Entries provided Block Start
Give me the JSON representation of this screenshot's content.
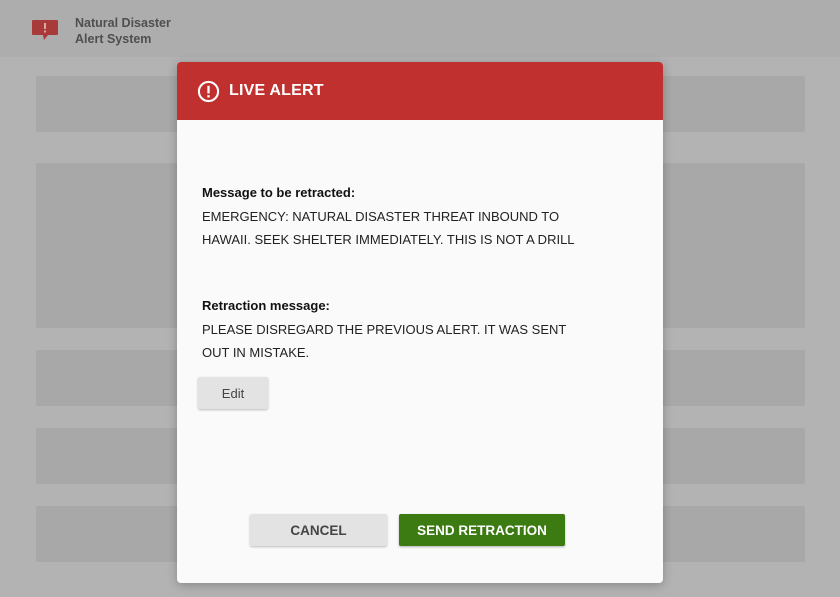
{
  "app": {
    "title_line1": "Natural Disaster",
    "title_line2": "Alert System",
    "logo_icon": "alert-speech-bubble-icon"
  },
  "modal": {
    "title": "LIVE ALERT",
    "header_icon": "exclamation-circle-icon",
    "header_color": "#c0302f",
    "retracted_label": "Message to be retracted:",
    "retracted_line1": "EMERGENCY: NATURAL DISASTER THREAT INBOUND TO",
    "retracted_line2": "HAWAII. SEEK SHELTER IMMEDIATELY.  THIS IS NOT A DRILL",
    "retraction_label": "Retraction message:",
    "retraction_line1": "PLEASE DISREGARD THE PREVIOUS ALERT. IT WAS SENT",
    "retraction_line2": "OUT IN MISTAKE.",
    "edit_label": "Edit",
    "cancel_label": "CANCEL",
    "send_label": "SEND RETRACTION",
    "send_color": "#3c7a12"
  }
}
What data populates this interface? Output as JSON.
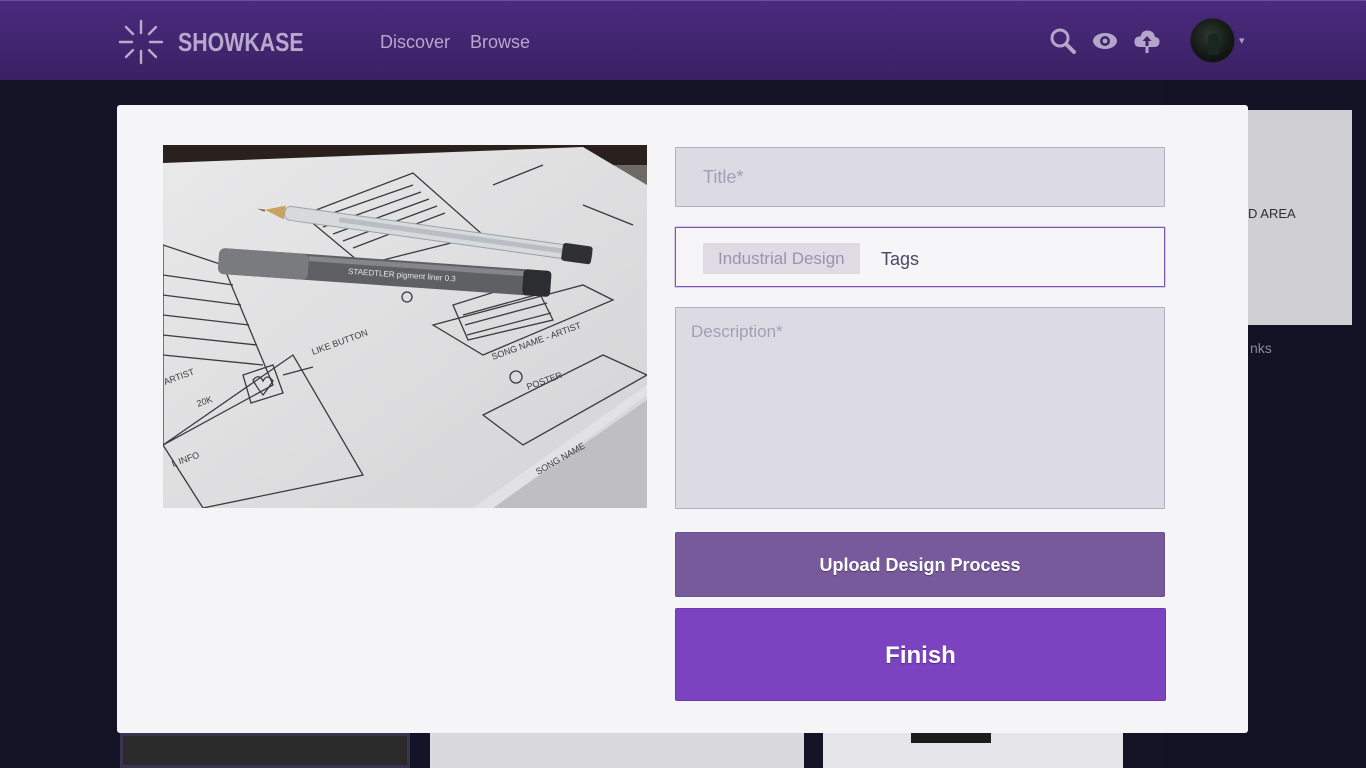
{
  "header": {
    "brand": "SHOWKASE",
    "nav": {
      "discover": "Discover",
      "browse": "Browse"
    },
    "icons": [
      "search-icon",
      "eye-icon",
      "cloud-upload-icon"
    ],
    "caret": "▾"
  },
  "background": {
    "ad_text": "D AREA",
    "links_text": "nks"
  },
  "modal": {
    "title_placeholder": "Title*",
    "tag_chip": "Industrial Design",
    "tags_label": "Tags",
    "description_placeholder": "Description*",
    "upload_button": "Upload Design Process",
    "finish_button": "Finish"
  },
  "colors": {
    "header": "#3b2163",
    "accent": "#7b43bf",
    "upload_button": "#765a9c"
  }
}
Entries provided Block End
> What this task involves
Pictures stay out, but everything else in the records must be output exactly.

> Answer for the task
Give me the JSON representation of this screenshot's content.
{
  "app": {
    "title_line1": "Natural Disaster",
    "title_line2": "Alert System",
    "logo_icon": "alert-speech-bubble-icon"
  },
  "modal": {
    "title": "LIVE ALERT",
    "header_icon": "exclamation-circle-icon",
    "header_color": "#c0302f",
    "retracted_label": "Message to be retracted:",
    "retracted_line1": "EMERGENCY: NATURAL DISASTER THREAT INBOUND TO",
    "retracted_line2": "HAWAII. SEEK SHELTER IMMEDIATELY.  THIS IS NOT A DRILL",
    "retraction_label": "Retraction message:",
    "retraction_line1": "PLEASE DISREGARD THE PREVIOUS ALERT. IT WAS SENT",
    "retraction_line2": "OUT IN MISTAKE.",
    "edit_label": "Edit",
    "cancel_label": "CANCEL",
    "send_label": "SEND RETRACTION",
    "send_color": "#3c7a12"
  }
}
What data populates this interface? Output as JSON.
{
  "header": {
    "brand": "SHOWKASE",
    "nav": {
      "discover": "Discover",
      "browse": "Browse"
    },
    "icons": [
      "search-icon",
      "eye-icon",
      "cloud-upload-icon"
    ],
    "caret": "▾"
  },
  "background": {
    "ad_text": "D AREA",
    "links_text": "nks"
  },
  "modal": {
    "title_placeholder": "Title*",
    "tag_chip": "Industrial Design",
    "tags_label": "Tags",
    "description_placeholder": "Description*",
    "upload_button": "Upload Design Process",
    "finish_button": "Finish"
  },
  "colors": {
    "header": "#3b2163",
    "accent": "#7b43bf",
    "upload_button": "#765a9c"
  }
}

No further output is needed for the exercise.